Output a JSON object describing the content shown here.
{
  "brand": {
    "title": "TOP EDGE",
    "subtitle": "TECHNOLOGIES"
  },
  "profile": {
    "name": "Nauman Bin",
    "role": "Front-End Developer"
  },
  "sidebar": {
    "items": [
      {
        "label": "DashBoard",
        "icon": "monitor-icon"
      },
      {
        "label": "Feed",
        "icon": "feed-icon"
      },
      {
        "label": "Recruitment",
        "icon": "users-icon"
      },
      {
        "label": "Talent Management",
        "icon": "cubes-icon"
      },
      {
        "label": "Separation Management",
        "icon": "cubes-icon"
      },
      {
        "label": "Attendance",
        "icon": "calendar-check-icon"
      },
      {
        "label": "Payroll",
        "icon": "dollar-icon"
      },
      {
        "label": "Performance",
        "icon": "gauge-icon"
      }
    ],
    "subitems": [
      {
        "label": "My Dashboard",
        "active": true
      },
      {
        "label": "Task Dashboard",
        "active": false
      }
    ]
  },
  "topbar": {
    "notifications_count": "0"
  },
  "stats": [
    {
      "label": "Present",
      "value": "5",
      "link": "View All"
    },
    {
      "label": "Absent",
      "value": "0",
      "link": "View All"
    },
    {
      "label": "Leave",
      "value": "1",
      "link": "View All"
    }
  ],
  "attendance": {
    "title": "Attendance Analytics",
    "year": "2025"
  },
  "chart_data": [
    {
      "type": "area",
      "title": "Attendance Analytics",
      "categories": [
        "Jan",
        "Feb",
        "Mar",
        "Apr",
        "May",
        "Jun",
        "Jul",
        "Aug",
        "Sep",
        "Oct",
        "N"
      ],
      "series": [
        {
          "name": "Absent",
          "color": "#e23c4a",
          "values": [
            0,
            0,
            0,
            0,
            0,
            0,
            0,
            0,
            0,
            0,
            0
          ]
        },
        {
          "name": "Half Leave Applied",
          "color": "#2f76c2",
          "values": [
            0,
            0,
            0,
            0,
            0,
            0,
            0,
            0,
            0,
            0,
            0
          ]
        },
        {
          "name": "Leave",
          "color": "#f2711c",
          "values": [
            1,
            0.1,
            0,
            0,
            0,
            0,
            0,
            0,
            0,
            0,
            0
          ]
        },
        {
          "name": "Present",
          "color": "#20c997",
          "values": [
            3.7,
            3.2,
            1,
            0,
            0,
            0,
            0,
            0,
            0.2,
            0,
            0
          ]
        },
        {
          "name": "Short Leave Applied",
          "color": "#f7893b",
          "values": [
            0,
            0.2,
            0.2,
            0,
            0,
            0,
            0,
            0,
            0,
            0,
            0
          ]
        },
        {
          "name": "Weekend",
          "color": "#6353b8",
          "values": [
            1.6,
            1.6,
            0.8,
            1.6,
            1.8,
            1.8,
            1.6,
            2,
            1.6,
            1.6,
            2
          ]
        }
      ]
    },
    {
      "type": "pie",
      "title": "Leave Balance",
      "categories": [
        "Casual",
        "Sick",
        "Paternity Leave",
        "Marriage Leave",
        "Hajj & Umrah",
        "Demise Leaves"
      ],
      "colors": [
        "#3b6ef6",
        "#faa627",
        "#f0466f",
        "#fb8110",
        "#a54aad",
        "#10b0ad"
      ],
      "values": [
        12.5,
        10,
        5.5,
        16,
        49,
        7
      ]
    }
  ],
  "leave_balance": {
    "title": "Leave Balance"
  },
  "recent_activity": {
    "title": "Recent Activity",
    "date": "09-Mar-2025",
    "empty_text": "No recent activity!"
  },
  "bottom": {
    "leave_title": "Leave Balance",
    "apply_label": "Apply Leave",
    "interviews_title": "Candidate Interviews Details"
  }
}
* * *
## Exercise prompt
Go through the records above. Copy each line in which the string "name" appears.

## Reply
    "name": "Nauman Bin",
          "name": "Absent",
          "name": "Half Leave Applied",
          "name": "Leave",
          "name": "Present",
          "name": "Short Leave Applied",
          "name": "Weekend",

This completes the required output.